Hip Dysplasia Causes
The ball portion of the upper thigh bone fits into the hip socket and forms a stable ball and socket joint for smooth movement. If the socket doesn’t fully cover the ball portion, then the condition is known as hip dysplasia. It damages the cartilage lining the hip joint and the labrum (the soft cartilage) that covers the hip joint’s socket – hip labral tear.
This condition is mostly present in a child shortly after birth. However, if the condition is mild, then it doesn’t cause any symptoms until the child grows into a teenager or young adult.
Hip Dysplasia Symptoms
The signs and symptoms may vary according to the age group. During infancy, the mother can easily notice less flexibility in one hip than the other. The child limps as he or she begins to walk. One leg of the child seems to be longer than the other.
In teenagers and young adults, hip dysplasia can cause painful conditions such as hip labral tear or osteoarthritis. The pain in the hip and groin region increases with activity. Some persons may experience a sensation of instability in the hip joint.

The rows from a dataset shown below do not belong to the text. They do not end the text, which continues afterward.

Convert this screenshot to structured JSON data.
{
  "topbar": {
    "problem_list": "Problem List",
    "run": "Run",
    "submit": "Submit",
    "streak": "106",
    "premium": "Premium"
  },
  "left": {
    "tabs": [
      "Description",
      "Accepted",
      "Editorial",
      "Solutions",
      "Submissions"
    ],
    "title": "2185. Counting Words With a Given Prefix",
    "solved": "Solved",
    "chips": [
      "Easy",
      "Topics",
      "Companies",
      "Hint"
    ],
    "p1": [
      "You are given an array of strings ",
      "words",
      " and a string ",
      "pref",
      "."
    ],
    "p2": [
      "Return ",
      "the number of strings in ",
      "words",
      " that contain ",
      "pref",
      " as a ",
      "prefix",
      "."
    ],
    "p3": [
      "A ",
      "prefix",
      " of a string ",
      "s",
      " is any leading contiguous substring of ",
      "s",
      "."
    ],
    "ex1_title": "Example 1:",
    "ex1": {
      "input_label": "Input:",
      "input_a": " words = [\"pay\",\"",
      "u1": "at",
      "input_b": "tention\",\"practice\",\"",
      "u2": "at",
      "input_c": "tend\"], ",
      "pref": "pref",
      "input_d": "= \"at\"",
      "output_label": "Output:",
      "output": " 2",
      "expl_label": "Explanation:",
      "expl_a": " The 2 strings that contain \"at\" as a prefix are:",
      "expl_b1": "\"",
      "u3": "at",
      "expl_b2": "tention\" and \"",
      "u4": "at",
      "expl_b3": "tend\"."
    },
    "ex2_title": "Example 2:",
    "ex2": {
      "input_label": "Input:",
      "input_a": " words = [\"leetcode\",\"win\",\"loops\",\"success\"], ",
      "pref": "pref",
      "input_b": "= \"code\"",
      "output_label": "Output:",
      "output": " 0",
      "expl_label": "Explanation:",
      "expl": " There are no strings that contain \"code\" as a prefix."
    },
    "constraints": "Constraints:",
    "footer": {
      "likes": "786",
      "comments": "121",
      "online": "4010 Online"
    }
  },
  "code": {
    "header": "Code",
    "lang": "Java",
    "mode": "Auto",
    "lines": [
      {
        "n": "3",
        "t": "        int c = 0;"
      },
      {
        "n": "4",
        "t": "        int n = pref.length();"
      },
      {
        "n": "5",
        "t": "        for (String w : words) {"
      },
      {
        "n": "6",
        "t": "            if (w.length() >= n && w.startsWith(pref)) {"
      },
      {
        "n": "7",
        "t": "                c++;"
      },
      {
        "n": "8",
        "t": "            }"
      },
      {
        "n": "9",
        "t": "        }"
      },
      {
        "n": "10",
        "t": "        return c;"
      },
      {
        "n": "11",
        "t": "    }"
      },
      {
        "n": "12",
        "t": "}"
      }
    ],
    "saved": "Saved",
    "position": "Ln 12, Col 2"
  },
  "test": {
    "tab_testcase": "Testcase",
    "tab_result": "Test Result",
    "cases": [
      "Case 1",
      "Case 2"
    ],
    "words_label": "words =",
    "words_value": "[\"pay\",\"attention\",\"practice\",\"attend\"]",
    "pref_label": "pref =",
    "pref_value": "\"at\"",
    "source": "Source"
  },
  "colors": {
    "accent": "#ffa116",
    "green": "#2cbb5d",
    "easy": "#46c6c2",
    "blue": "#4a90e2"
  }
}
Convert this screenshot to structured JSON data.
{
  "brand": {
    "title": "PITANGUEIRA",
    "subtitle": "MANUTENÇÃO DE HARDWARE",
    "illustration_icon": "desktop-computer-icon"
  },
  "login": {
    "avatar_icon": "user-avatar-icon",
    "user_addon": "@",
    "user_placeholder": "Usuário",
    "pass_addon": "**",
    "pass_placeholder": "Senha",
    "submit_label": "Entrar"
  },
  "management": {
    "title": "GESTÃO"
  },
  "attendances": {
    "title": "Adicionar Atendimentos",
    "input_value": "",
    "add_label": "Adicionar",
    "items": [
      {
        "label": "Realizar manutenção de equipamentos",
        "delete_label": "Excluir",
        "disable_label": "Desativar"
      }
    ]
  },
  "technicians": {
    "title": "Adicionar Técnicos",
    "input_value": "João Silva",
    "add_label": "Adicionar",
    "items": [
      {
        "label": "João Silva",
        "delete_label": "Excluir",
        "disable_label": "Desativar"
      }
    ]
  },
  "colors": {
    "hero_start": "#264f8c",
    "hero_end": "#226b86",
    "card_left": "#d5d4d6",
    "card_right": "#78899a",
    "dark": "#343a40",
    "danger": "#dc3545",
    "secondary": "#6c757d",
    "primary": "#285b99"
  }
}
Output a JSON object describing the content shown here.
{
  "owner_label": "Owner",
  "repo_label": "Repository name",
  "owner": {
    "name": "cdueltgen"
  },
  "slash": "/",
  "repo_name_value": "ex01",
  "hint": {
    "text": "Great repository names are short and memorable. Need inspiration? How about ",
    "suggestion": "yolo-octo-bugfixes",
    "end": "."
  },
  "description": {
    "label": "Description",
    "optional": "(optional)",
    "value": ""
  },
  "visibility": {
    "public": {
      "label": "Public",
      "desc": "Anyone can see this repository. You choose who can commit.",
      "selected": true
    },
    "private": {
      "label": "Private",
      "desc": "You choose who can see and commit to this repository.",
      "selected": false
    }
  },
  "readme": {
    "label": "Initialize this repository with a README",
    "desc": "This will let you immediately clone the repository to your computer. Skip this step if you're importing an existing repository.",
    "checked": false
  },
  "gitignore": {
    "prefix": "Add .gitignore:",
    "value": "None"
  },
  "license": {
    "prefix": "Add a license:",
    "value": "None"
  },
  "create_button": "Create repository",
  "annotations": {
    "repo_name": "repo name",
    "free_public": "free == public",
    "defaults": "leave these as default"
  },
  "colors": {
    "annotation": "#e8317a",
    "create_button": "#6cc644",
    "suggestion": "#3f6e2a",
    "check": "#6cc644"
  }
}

Hip Dysplasia Causes
The problem mostly begins at birth. At this time of a person’s life, the hip joint is made of soft cartilage – which becomes hardened into bone. The ball and socket joint fit together perfectly as a mold. But when the ball fails to fit firmly into the socket – it remains shallow and does not fully form around the ball.
The hip joint moves out from its position during the last month before birth due to the space within the womb becoming crowded. The reduction in space in the womb may be due to the large size of the baby, first pregnancy, and breech presentation.
Hip Dysplasia Risk Factors
The risk increases if babies are born in the breech position. The condition is common in girls and also runs in families.
Hip dysplasia causes this condition: Hip dysplasia can lead to hip labral tear over time as it damages the labrum (the soft cartilage that rims the hip socket). The risk of osteoarthritis increases in people who have hip dysplasia.
For children a variety of treatment options are available. The treatment depends on the extent of hip damage and the age of the child. For mild to moderate cases, orthopedic doctors treat the child with a soft brace. For babies older than 6 months, braces won’t work well. The orthopedic doctor repositions the bone in the proper position and then uses a full body cast to hold the hip joint in a proper position.
However, in severe cases, doctors correct the hip socket by cutting it free from the pelvis and then repositioning it so that it matches perfectly with the ball. The procedure is known as periacetabular osteotomy.
In older people, dysplasia can severely damage their hip joints leading to debilitating arthritis. For older people, hip replacement surgery remains an option.
In older children, young adults, and older people, orthopedic doctors recommend surgery to move the bones into the proper position for proper movement of the joint.